(179) urte – *yeHr-, *wet- [year]. Check also (194) PIE *wed [wet]. In Basque urte is clearly related to the water (ur) cycle and watery (not wet but close enough) would be urti.
(180) lehor – *ters- [dry]
Now the disclaimer: this are nothing but a bunch of notes for my (and potentially also your) interest. No theory is proposed, no systematics is being used, it is just a free exploration.
However I was drawn to this exercise, which is just the first two rows of many others, because I suspect that West and South Eurasian languages (excluding Uralic and Afroasiatic, which are of different origins) may share a common origing c. 50 Ka ago. Specially if both IE and Dravidian infiltrated South Asia after the Neolithic.
On the contrary I dislike quite strongly pan-north-Asian conjectural superfamilies, specially Sino-Caucasian, which makes no sense whatsoever on light of all I know about Prehistory.
In any case, something to chew on.
Update: Octavià mentions a couple of references of other (presumably more knowledgeable) people who have in the past suggested a Basque-IE connection:
Arnaud Fournet, Comparing Basque and Proto-Indo-European: a preliminary phonetic survey. He finds some of the same connections I mention here but he goes further into terrains that are too obscure for me to assess properly.
Arnaud Etchamendy has a whole site dedicated to “demonstrate” that Basque is Indoeuropean (a bit too far in my opinion but anyhow).

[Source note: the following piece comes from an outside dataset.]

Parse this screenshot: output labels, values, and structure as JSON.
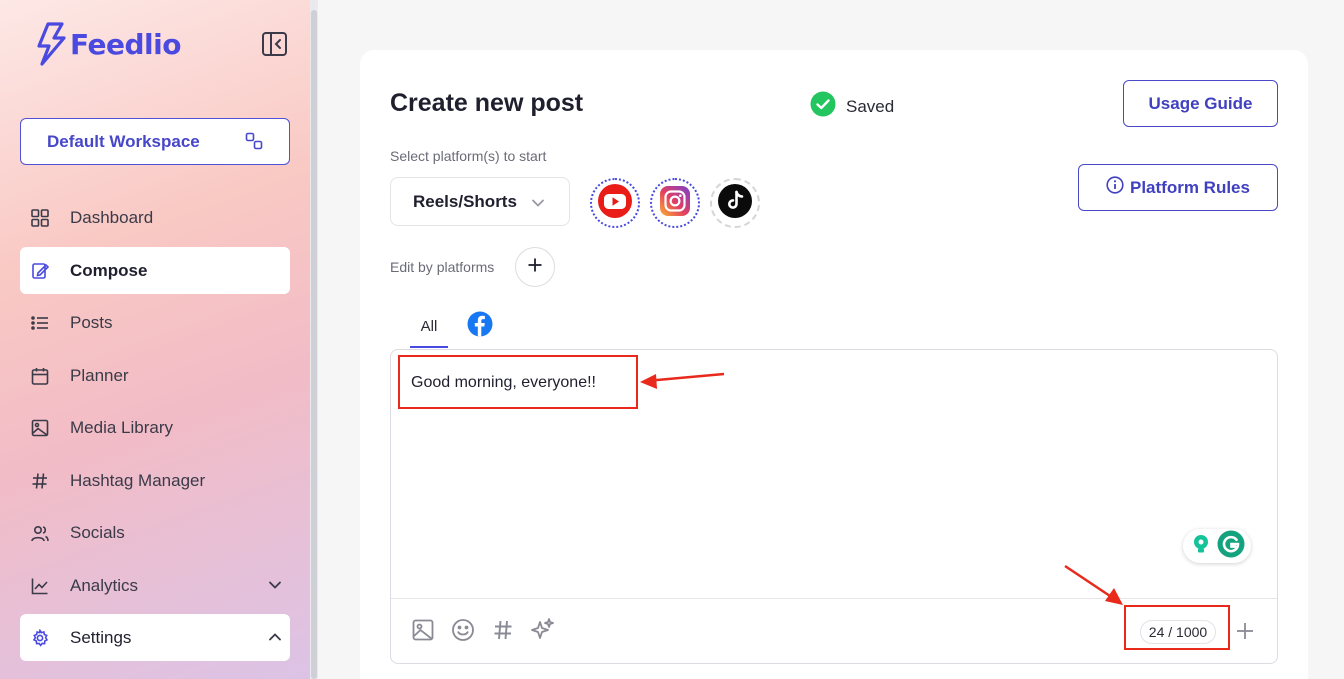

I must say that, against my own expectations, a preliminary survey I made of Basque, IE, Dravidian and NE Caucasian, seems to reinforce the idea that Basque and IE are related, more than to the other considered languages. See comments section for some more details (all this is very raw and tentative admittedly).